American also contends that the single member's findings are wholly lacking in evidential support. See Hachadourian's Case, supra. The evidence introduced in support of the findings was as follows. Although the employee's stumble left his ankle lame, nothing else bothered him at the time and he continued to perform laborious work every day until he finally left his job on October 11. In medical histories given to three physicians who examined him on or after that date, the employee linked his pain (and disability) once to an injury sustained while playing touch football, and once to his stumble, and on another occasion he said that he could recall no back injury at all subsequent to 1962.

Expert opinion concerning the effect of the stumbling incident on the employee's back condition varied considerably and was in any event within the province of the single member to accept or reject. See Leonardi's Case, 349 Mass. 771 (1965). The medical testimony that an aggravating injury would normally cause increased *62 back pain within a few days is significant in light of the employee's testimony that he felt no change in the condition of his back until one or two weeks after the stumbling incident.

We think that this evidence, considered in light of other evidence that the employee never recovered from his 1962 back injury and was suffering from gradually worsening pain in the months before he left work, supports the findings of the single member concerning the effect of the employee's stumble. See Rock's Case, supra, at 430; Lambert's Case, 325 Mass. 516, 518-519 (1950); Casey's Case, 353 Mass. 756 (1967).

As the result of an apparent typographical error in the final decree, the date as of which dependency compensation is reduced by reason of the death of the employee's wife reads "January 31, 1971," rather than January 31, 1970, which was the date fixed by the reviewing board. In all other respects, including the total amount of compensation to be paid, the decree is in conformity with the decision of the reviewing board. The decree is therefore to be modified by replacing the date January 31, 1971, wherever it appears, by January 31, 1970, and as so modified, is affirmed. Costs of appeal under G.L.c. 152, ยง 11A, are to be determined by a justice of this court.
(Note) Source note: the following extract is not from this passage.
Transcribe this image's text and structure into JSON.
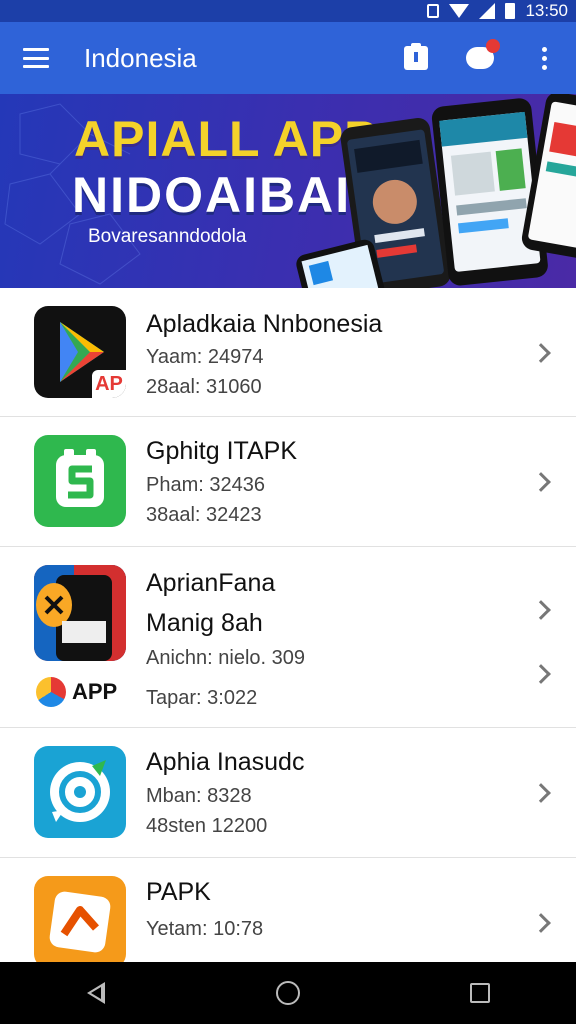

So ordered.


[1] The employee died on July 29, 1971, before the case had been heard by the reviewing board. No claim arising from the employee's death is before this court.

[2] The single member's decision stated the Massachusetts rule to be as follows: "[T]he chargeability for the whole compensation to which the employee may be entitled ... rests on the insurer covering the risk at the time of his most recent injury that bears causal relation to the disability claimed" (emphasis in the original).